Getting the Most From Your Blood Test, Part 2


So let's begin where we left off... you have now had your blood test done and you want to review the results for yourself.  I had mentioned in Part 1 that you should not leave your blood test review simply to your physician, but be proactive and look over your results yourself so that you know what questions you want to ask, and what issues you want to discuss with your physician. Step one is first to be sure you receive your own copy from the lab that is the full panel results that show the reference range used by the lab, your exact score and hopefully some additional information about each value on your test (although sometimes this is a pie in the sky thought).  I also mentioned that you want to compare blood tests chronologically which can show you trends toward deficiency, disease or illness which allow you time to make corrections in your nutrition and lifestyle to bring your values into an optimal reference range.  So when you sit down to look at your test results, be sure to have your previous three tests available so you can chart the changes in each value.  For this to be accurate for you, you need a test every six months or at most every year. If you are following a possible problem, you may even want to get tested every three months.  Don't test more frequently because you are not giving your body a chance to make the changes needed to alter your blood value.

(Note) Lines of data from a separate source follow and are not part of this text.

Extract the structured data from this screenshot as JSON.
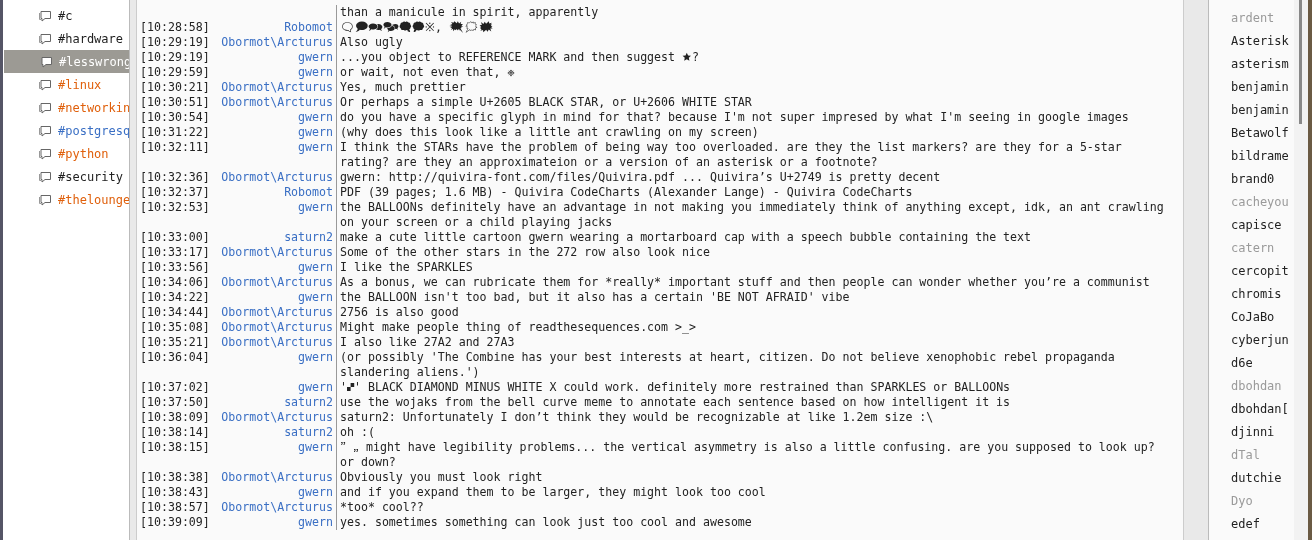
{
  "channels": [
    {
      "name": "#c",
      "color": "#222222",
      "selected": false
    },
    {
      "name": "#hardware",
      "color": "#222222",
      "selected": false
    },
    {
      "name": "#lesswrong",
      "color": "#ffffff",
      "selected": true
    },
    {
      "name": "#linux",
      "color": "#e0600c",
      "selected": false
    },
    {
      "name": "#networkin",
      "color": "#e0600c",
      "selected": false
    },
    {
      "name": "#postgresq",
      "color": "#3a6fc4",
      "selected": false
    },
    {
      "name": "#python",
      "color": "#e0600c",
      "selected": false
    },
    {
      "name": "#security",
      "color": "#222222",
      "selected": false
    },
    {
      "name": "#thelounge",
      "color": "#e0600c",
      "selected": false
    }
  ],
  "messages": [
    {
      "text": "than a manicule in spirit, apparently"
    },
    {
      "time": "[10:28:58]",
      "nick": "Robomot",
      "text": "🗨🗩🗪🗫🗬🗭※, 🗮🗯🗰"
    },
    {
      "time": "[10:29:19]",
      "nick": "Obormot\\Arcturus",
      "text": "Also ugly"
    },
    {
      "time": "[10:29:19]",
      "nick": "gwern",
      "text": "...you object to REFERENCE MARK and then suggest 🟊?"
    },
    {
      "time": "[10:29:59]",
      "nick": "gwern",
      "text": "or wait, not even that, ❉"
    },
    {
      "time": "[10:30:21]",
      "nick": "Obormot\\Arcturus",
      "text": "Yes, much prettier"
    },
    {
      "time": "[10:30:51]",
      "nick": "Obormot\\Arcturus",
      "text": "Or perhaps a simple U+2605 BLACK STAR, or U+2606 WHITE STAR"
    },
    {
      "time": "[10:30:54]",
      "nick": "gwern",
      "text": "do you have a specific glyph in mind for that? because I'm not super impresed by what I'm seeing in google images"
    },
    {
      "time": "[10:31:22]",
      "nick": "gwern",
      "text": "(why does this look like a little ant crawling on my screen)"
    },
    {
      "time": "[10:32:11]",
      "nick": "gwern",
      "text": "I think the STARs have the problem of being way too overloaded. are they the list markers? are they for a 5-star rating? are they an approximateion or a version of an asterisk or a footnote?"
    },
    {
      "time": "[10:32:36]",
      "nick": "Obormot\\Arcturus",
      "text": "gwern: http://quivira-font.com/files/Quivira.pdf ... Quivira’s U+2749 is pretty decent"
    },
    {
      "time": "[10:32:37]",
      "nick": "Robomot",
      "text": "PDF (39 pages; 1.6 MB) - Quivira CodeCharts (Alexander Lange) - Quivira CodeCharts"
    },
    {
      "time": "[10:32:53]",
      "nick": "gwern",
      "text": "the BALLOONs definitely have an advantage in not making you immediately think of anything except, idk, an ant crawling on your screen or a child playing jacks"
    },
    {
      "time": "[10:33:00]",
      "nick": "saturn2",
      "text": "make a cute little cartoon gwern wearing a mortarboard cap with a speech bubble containing the text"
    },
    {
      "time": "[10:33:17]",
      "nick": "Obormot\\Arcturus",
      "text": "Some of the other stars in the 272 row also look nice"
    },
    {
      "time": "[10:33:56]",
      "nick": "gwern",
      "text": "I like the SPARKLES"
    },
    {
      "time": "[10:34:06]",
      "nick": "Obormot\\Arcturus",
      "text": "As a bonus, we can rubricate them for *really* important stuff and then people can wonder whether you’re a communist"
    },
    {
      "time": "[10:34:22]",
      "nick": "gwern",
      "text": "the BALLOON isn't too bad, but it also has a certain 'BE NOT AFRAID' vibe"
    },
    {
      "time": "[10:34:44]",
      "nick": "Obormot\\Arcturus",
      "text": "2756 is also good"
    },
    {
      "time": "[10:35:08]",
      "nick": "Obormot\\Arcturus",
      "text": "Might make people thing of readthesequences.com >_>"
    },
    {
      "time": "[10:35:21]",
      "nick": "Obormot\\Arcturus",
      "text": "I also like 27A2 and 27A3"
    },
    {
      "time": "[10:36:04]",
      "nick": "gwern",
      "text": "(or possibly 'The Combine has your best interests at heart, citizen. Do not believe xenophobic rebel propaganda slandering aliens.')"
    },
    {
      "time": "[10:37:02]",
      "nick": "gwern",
      "text": "'🙾' BLACK DIAMOND MINUS WHITE X could work. definitely more restrained than SPARKLES or BALLOONs"
    },
    {
      "time": "[10:37:50]",
      "nick": "saturn2",
      "text": "use the wojaks from the bell curve meme to annotate each sentence based on how intelligent it is"
    },
    {
      "time": "[10:38:09]",
      "nick": "Obormot\\Arcturus",
      "text": "saturn2: Unfortunately I don’t think they would be recognizable at like 1.2em size :\\"
    },
    {
      "time": "[10:38:14]",
      "nick": "saturn2",
      "text": "oh :("
    },
    {
      "time": "[10:38:15]",
      "nick": "gwern",
      "text": "🙷 🙸 might have legibility problems... the vertical asymmetry is also a little confusing. are you supposed to look up? or down?"
    },
    {
      "time": "[10:38:38]",
      "nick": "Obormot\\Arcturus",
      "text": "Obviously you must look right"
    },
    {
      "time": "[10:38:43]",
      "nick": "gwern",
      "text": "and if you expand them to be larger, they might look too cool"
    },
    {
      "time": "[10:38:57]",
      "nick": "Obormot\\Arcturus",
      "text": "*too* cool??"
    },
    {
      "time": "[10:39:09]",
      "nick": "gwern",
      "text": "yes. sometimes something can look just too cool and awesome"
    }
  ],
  "users": [
    {
      "name": "ardent",
      "away": true
    },
    {
      "name": "Asterisk",
      "away": false
    },
    {
      "name": "asterism",
      "away": false
    },
    {
      "name": "benjamin",
      "away": false
    },
    {
      "name": "benjamin",
      "away": false
    },
    {
      "name": "Betawolf",
      "away": false
    },
    {
      "name": "bildrame",
      "away": false
    },
    {
      "name": "brand0",
      "away": false
    },
    {
      "name": "cacheyou",
      "away": true
    },
    {
      "name": "capisce",
      "away": false
    },
    {
      "name": "catern",
      "away": true
    },
    {
      "name": "cercopit",
      "away": false
    },
    {
      "name": "chromis",
      "away": false
    },
    {
      "name": "CoJaBo",
      "away": false
    },
    {
      "name": "cyberjun",
      "away": false
    },
    {
      "name": "d6e",
      "away": false
    },
    {
      "name": "dbohdan",
      "away": true
    },
    {
      "name": "dbohdan[",
      "away": false
    },
    {
      "name": "djinni",
      "away": false
    },
    {
      "name": "dTal",
      "away": true
    },
    {
      "name": "dutchie",
      "away": false
    },
    {
      "name": "Dyo",
      "away": true
    },
    {
      "name": "edef",
      "away": false
    }
  ]
}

So now that you have your test results spread out in front of you, you want to group them together.  An example would be heart health.  In order to evaluate heart health you will need A1C hemoglobin, Progesterone, Omega 3 profile, red blood cell and white blood cell morphology, fasting insulin, fasting glucose, ferritin, C Reactive Protein, homocysteine and VAP (vertical auto profile) test which can really give you lots of information about your lipids.

Here are some traditional groups that are typical in a conventional blood test:

Electrolytes - sodium, potassium, chloride, carbon dioxide as bicarbonate, glucose.

Minerals - phosphorus, calcium, magnesium, zinc, iron.

Bones - alkaline phosphatase.

Kidneys - BUN (blood urea nitrogen), creatinine, BUN/creatinine ratio, uric acid.

Protein - total protein, albumin, globulin, albumin/globulin ratio.

Liver - GGTP (gallbladder/bile enzyme test), SGOT (serum glutamic-oxaloacetic transaminase), SGPT (serum glutamic-pyruvic transaminase), LDH (lactic dehydrogenase), bilirubin

Complete Blood Count (CBC) - WBC (white blood cells), RBC (red blood cells), HGB (hemoglobin), HCT (hematocrit), platelets, MCV (mean corpuscular volume), MCH (mean corpuscular hemoglobin), MCHC (mean corpuscular hemoglobin concentration), RDW (red cell distribution width), manual RBC morphology.

Cholesterol / Lipid Profile - total cholesterol, HDL (high-density lipoprotein, cholesterol / HDL ratio, LDL (low-density lipoprotein, triglycerides, TG / HDL ratio.

White Blood Cell Details (WBC) - neutrophils, eosinophils, lymphocytes, monocytes, basophils, bands, atypical lymphocytes.

Cancer - PSAII (total prostatic specific antigen and free % prostatic specific antigen), CA125, CEA (carcinoembryonic antigen), CA15-3, CA19-9.

Thyroid - T3 uptake, thyroxine (T4), T7 free thyroxine index, free T4, TSH (thyroid stimulating hormone).

Special Tests - progesterone, sickle cell, serum homocysteine, ferritin, C Reactive Protein, isoenzymes, fasting insulin, hemoglobin A1c fractionation, VAP, Omega 3 profile.

When you see values gradually or even suddenly moving out of range or out of what is normal for you, then you want to begin to create a profile that will tell you what the outcome will be if you don't take action now.  Let's use as an example a final outcome of arthritis.  During the years leading up to the onset of symptoms, there will be shifts in blood values that are out of the normal range.  The optimal range for Alkaline Phosphatase is age dependent and is generally slightly lower on the top end for females, but overall between 45 and 75.  If the blood value rises, then there may be liver congestion or gallbladder stasis.  Growing children will have higher levels of ALP because of bone growth.  Now if at the same time there is an increase in calcium and SGPT levels, then the prognosis is Osteoporosis.  If there is an increase in gastrin, then there is gastric inflammation present.  It is important to look at pituitary function, electroytes and mineral exchange along with adrenal health.  And if the test wasn't done with fasting, it's not as accurate a marker.

Now Albumin is synthesized by the liver using dietary protein.  It creates an osmotic force to keep fluid volume within the vessels instead of in the tissues.  Albumin can point towards a number of things such as liver dysfunction, dehydration, heart weakness, too much sugar, poor protein utilization, poor lymphatic drainage hypothyroidism or kidney dysfunction.  So depending on all the other factors in the blood that relate to Albumin, you can narrow down the possibilities and then act accordingly in your diet and in your lifestyle.

In Part 3, I will present an overview of general blood values and things to consider...